■ YOUR OBJECTIVE: Where a picture appears, skip it; print everything else in the records exactly as it stands.
------------------------------
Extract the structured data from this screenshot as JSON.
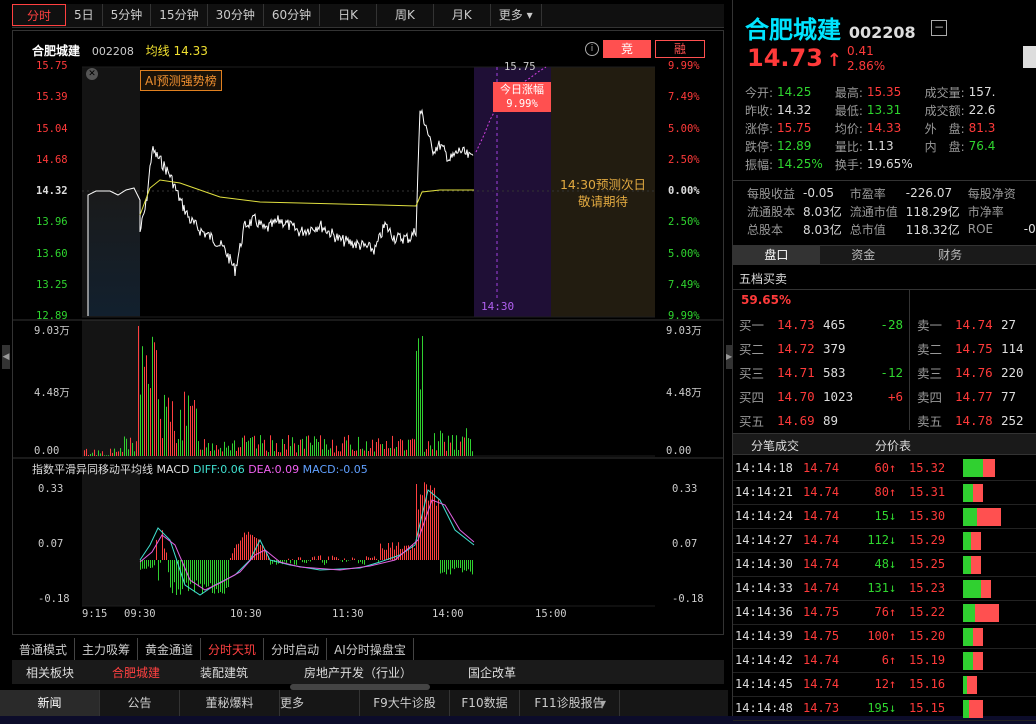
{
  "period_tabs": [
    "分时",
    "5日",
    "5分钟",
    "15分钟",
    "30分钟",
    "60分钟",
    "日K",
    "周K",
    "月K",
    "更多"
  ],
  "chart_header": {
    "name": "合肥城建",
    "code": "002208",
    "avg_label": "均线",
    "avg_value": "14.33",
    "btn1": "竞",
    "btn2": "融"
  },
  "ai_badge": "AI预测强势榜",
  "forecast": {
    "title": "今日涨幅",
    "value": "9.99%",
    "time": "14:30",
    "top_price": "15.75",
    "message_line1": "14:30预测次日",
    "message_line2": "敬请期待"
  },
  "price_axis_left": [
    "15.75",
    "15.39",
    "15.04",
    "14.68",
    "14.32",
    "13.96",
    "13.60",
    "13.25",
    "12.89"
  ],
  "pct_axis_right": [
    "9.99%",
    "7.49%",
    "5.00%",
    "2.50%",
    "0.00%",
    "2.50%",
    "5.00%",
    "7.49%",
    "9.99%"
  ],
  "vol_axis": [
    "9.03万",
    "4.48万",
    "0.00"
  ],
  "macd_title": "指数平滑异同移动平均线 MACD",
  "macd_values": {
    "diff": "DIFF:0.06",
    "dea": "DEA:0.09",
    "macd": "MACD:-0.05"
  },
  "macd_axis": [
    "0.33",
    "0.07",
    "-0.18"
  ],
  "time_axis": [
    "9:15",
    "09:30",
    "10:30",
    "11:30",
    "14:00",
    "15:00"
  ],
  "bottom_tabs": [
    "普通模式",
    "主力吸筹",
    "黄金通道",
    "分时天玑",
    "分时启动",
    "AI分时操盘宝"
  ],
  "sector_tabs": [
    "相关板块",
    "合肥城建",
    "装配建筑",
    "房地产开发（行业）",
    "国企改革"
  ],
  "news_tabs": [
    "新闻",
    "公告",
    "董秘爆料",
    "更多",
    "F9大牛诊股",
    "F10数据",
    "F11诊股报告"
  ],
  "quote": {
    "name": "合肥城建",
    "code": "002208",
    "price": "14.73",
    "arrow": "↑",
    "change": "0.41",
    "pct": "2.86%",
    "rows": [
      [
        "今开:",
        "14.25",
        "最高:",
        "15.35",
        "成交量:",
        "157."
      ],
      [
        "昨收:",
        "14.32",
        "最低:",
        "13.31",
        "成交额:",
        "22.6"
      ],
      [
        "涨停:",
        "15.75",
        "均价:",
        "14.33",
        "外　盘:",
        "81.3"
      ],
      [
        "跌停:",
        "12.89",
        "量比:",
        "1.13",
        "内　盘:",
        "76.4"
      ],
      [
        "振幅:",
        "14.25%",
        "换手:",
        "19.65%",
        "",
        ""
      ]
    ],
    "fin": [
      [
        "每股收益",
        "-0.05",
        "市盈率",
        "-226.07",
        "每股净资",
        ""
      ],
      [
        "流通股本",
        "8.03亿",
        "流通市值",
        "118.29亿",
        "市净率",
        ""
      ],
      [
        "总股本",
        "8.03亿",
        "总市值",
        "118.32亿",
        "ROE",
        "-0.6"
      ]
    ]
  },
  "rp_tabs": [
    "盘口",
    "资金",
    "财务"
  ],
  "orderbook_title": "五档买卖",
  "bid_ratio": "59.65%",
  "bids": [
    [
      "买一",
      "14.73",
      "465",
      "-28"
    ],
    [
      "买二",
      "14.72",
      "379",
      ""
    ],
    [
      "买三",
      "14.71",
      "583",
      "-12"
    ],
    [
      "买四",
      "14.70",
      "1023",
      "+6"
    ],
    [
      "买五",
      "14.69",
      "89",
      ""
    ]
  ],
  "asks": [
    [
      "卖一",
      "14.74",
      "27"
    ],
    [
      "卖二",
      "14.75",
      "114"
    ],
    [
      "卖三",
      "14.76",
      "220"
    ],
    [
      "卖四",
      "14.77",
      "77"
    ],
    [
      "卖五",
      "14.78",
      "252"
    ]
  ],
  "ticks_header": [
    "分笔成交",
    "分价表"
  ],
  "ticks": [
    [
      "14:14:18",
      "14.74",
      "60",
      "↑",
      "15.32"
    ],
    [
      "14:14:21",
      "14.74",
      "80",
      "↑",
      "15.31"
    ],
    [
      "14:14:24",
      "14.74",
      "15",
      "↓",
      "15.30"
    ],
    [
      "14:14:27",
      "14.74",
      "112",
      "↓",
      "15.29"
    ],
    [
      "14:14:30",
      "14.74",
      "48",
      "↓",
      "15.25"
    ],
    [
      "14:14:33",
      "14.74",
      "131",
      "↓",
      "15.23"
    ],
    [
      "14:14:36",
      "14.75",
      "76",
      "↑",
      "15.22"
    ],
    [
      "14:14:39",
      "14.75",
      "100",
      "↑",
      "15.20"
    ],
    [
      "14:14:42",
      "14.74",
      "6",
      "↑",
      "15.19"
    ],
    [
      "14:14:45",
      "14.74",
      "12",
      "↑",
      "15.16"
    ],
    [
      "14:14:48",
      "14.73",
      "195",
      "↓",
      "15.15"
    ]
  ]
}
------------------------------
■ WRITTEN SOLUTION:
Extract the structured data from this screenshot as JSON.
{
  "period_tabs": [
    "分时",
    "5日",
    "5分钟",
    "15分钟",
    "30分钟",
    "60分钟",
    "日K",
    "周K",
    "月K",
    "更多"
  ],
  "chart_header": {
    "name": "合肥城建",
    "code": "002208",
    "avg_label": "均线",
    "avg_value": "14.33",
    "btn1": "竞",
    "btn2": "融"
  },
  "ai_badge": "AI预测强势榜",
  "forecast": {
    "title": "今日涨幅",
    "value": "9.99%",
    "time": "14:30",
    "top_price": "15.75",
    "message_line1": "14:30预测次日",
    "message_line2": "敬请期待"
  },
  "price_axis_left": [
    "15.75",
    "15.39",
    "15.04",
    "14.68",
    "14.32",
    "13.96",
    "13.60",
    "13.25",
    "12.89"
  ],
  "pct_axis_right": [
    "9.99%",
    "7.49%",
    "5.00%",
    "2.50%",
    "0.00%",
    "2.50%",
    "5.00%",
    "7.49%",
    "9.99%"
  ],
  "vol_axis": [
    "9.03万",
    "4.48万",
    "0.00"
  ],
  "macd_title": "指数平滑异同移动平均线 MACD",
  "macd_values": {
    "diff": "DIFF:0.06",
    "dea": "DEA:0.09",
    "macd": "MACD:-0.05"
  },
  "macd_axis": [
    "0.33",
    "0.07",
    "-0.18"
  ],
  "time_axis": [
    "9:15",
    "09:30",
    "10:30",
    "11:30",
    "14:00",
    "15:00"
  ],
  "bottom_tabs": [
    "普通模式",
    "主力吸筹",
    "黄金通道",
    "分时天玑",
    "分时启动",
    "AI分时操盘宝"
  ],
  "sector_tabs": [
    "相关板块",
    "合肥城建",
    "装配建筑",
    "房地产开发（行业）",
    "国企改革"
  ],
  "news_tabs": [
    "新闻",
    "公告",
    "董秘爆料",
    "更多",
    "F9大牛诊股",
    "F10数据",
    "F11诊股报告"
  ],
  "quote": {
    "name": "合肥城建",
    "code": "002208",
    "price": "14.73",
    "arrow": "↑",
    "change": "0.41",
    "pct": "2.86%",
    "rows": [
      [
        "今开:",
        "14.25",
        "最高:",
        "15.35",
        "成交量:",
        "157."
      ],
      [
        "昨收:",
        "14.32",
        "最低:",
        "13.31",
        "成交额:",
        "22.6"
      ],
      [
        "涨停:",
        "15.75",
        "均价:",
        "14.33",
        "外　盘:",
        "81.3"
      ],
      [
        "跌停:",
        "12.89",
        "量比:",
        "1.13",
        "内　盘:",
        "76.4"
      ],
      [
        "振幅:",
        "14.25%",
        "换手:",
        "19.65%",
        "",
        ""
      ]
    ],
    "fin": [
      [
        "每股收益",
        "-0.05",
        "市盈率",
        "-226.07",
        "每股净资",
        ""
      ],
      [
        "流通股本",
        "8.03亿",
        "流通市值",
        "118.29亿",
        "市净率",
        ""
      ],
      [
        "总股本",
        "8.03亿",
        "总市值",
        "118.32亿",
        "ROE",
        "-0.6"
      ]
    ]
  },
  "rp_tabs": [
    "盘口",
    "资金",
    "财务"
  ],
  "orderbook_title": "五档买卖",
  "bid_ratio": "59.65%",
  "bids": [
    [
      "买一",
      "14.73",
      "465",
      "-28"
    ],
    [
      "买二",
      "14.72",
      "379",
      ""
    ],
    [
      "买三",
      "14.71",
      "583",
      "-12"
    ],
    [
      "买四",
      "14.70",
      "1023",
      "+6"
    ],
    [
      "买五",
      "14.69",
      "89",
      ""
    ]
  ],
  "asks": [
    [
      "卖一",
      "14.74",
      "27"
    ],
    [
      "卖二",
      "14.75",
      "114"
    ],
    [
      "卖三",
      "14.76",
      "220"
    ],
    [
      "卖四",
      "14.77",
      "77"
    ],
    [
      "卖五",
      "14.78",
      "252"
    ]
  ],
  "ticks_header": [
    "分笔成交",
    "分价表"
  ],
  "ticks": [
    [
      "14:14:18",
      "14.74",
      "60",
      "↑",
      "15.32"
    ],
    [
      "14:14:21",
      "14.74",
      "80",
      "↑",
      "15.31"
    ],
    [
      "14:14:24",
      "14.74",
      "15",
      "↓",
      "15.30"
    ],
    [
      "14:14:27",
      "14.74",
      "112",
      "↓",
      "15.29"
    ],
    [
      "14:14:30",
      "14.74",
      "48",
      "↓",
      "15.25"
    ],
    [
      "14:14:33",
      "14.74",
      "131",
      "↓",
      "15.23"
    ],
    [
      "14:14:36",
      "14.75",
      "76",
      "↑",
      "15.22"
    ],
    [
      "14:14:39",
      "14.75",
      "100",
      "↑",
      "15.20"
    ],
    [
      "14:14:42",
      "14.74",
      "6",
      "↑",
      "15.19"
    ],
    [
      "14:14:45",
      "14.74",
      "12",
      "↑",
      "15.16"
    ],
    [
      "14:14:48",
      "14.73",
      "195",
      "↓",
      "15.15"
    ]
  ]
}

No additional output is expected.